Hospitality businesses “need to stick their hands up and say what they’re doing [to tackle food waste]”, the government’s food surplus and waste champion Ben Elliot told a room of operators today.
Elliot described the UK’s food waste production as a ‘national disgrace’, and said businesses need to take action to minimise it and be transparent. The waste champion said operators have been receptive to his message seeing that it makes sense both financially and commercially, adding that it’s “not just millennials” who are going to be asking questions.
“If organisations of scale don’t get on with making those commitments of reducing food waste, then [environment secretary Michael] Gove is minded to regulate,” he warned.
The entrepreneur and UK partner of Din Tai Fung restaurant in Covent Garden said he wanted it to become a “social faux pas” for catering organisations to not deal with their waste, for doggy bags to become fashionable and for restaurants to display their food waste credentials front-of-house like they do their food hygiene ratings.

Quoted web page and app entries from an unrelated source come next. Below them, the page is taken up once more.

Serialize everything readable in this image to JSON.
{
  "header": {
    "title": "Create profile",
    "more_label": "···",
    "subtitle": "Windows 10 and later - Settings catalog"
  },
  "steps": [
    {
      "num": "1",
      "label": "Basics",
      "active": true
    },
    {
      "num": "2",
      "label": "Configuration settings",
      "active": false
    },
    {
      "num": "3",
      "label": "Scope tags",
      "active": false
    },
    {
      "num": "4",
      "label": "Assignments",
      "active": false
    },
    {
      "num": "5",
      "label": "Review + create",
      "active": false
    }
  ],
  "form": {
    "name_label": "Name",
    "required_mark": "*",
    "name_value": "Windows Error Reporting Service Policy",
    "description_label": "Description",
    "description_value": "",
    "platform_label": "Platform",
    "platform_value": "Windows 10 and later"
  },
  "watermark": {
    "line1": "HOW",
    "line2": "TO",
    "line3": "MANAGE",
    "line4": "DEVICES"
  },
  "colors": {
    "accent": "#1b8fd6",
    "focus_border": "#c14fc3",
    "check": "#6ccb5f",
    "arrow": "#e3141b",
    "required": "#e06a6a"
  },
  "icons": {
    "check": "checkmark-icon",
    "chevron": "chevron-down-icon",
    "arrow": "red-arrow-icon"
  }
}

Elliot was speaking at the Montague on the Gardens hotel in London’s Bloomsbury to mark the launch of the Sustainable Restaurant Association’s (SRA) six-week online programme Food Waste: Bad Taste to help businesses make marked, measurable inroads into their food waste.
More than 10 million tonnes of edible food is binned each year in the UK – equivalent to one in six meals served thrown away, enough to fill the Shard 10 times. Elliot urged businesses to sign the ‘step up to the plate’ pledge to commit to reducing their food waste and show Gove that the industry considers food waste to be a significant problem and is actively looking for solutions.
With pressure mounting on the sector to meet the UN Sustainable Development Goal 12.3, to halve food waste by 2030, the SRA will support 100 businesses through the hands-on, six-week programme.
Juliane Caillouette-Noble, development director of the SRA, said: “No one needs reminding of the scandalous scale of food waste. What’s important is that we as an industry stand up and mean it when we say food is too good to waste. That’s why we’ve canvassed opinion from across a range of operators, drawn on our experience of running the successful FoodSave programme and created Food Waste: Bad Taste – a programme we think can have real impact because it recognises the challenges and makes change practicable.”
The first group of participating businesses will embark on the programme in June, with restaurants already signed up including the OXO Tower restaurant in London.
Catherine Marshall, director of communications of Fourth, the software provider which is supporting the programme, said: “Having worked with the industry for over 20 years, we know there is no quick and easy solution to achieving this, but we’re determined to offer guidance to the wider industry on how we can collectively work towards this goal through the smarter use of technology and influencing behavioural change.”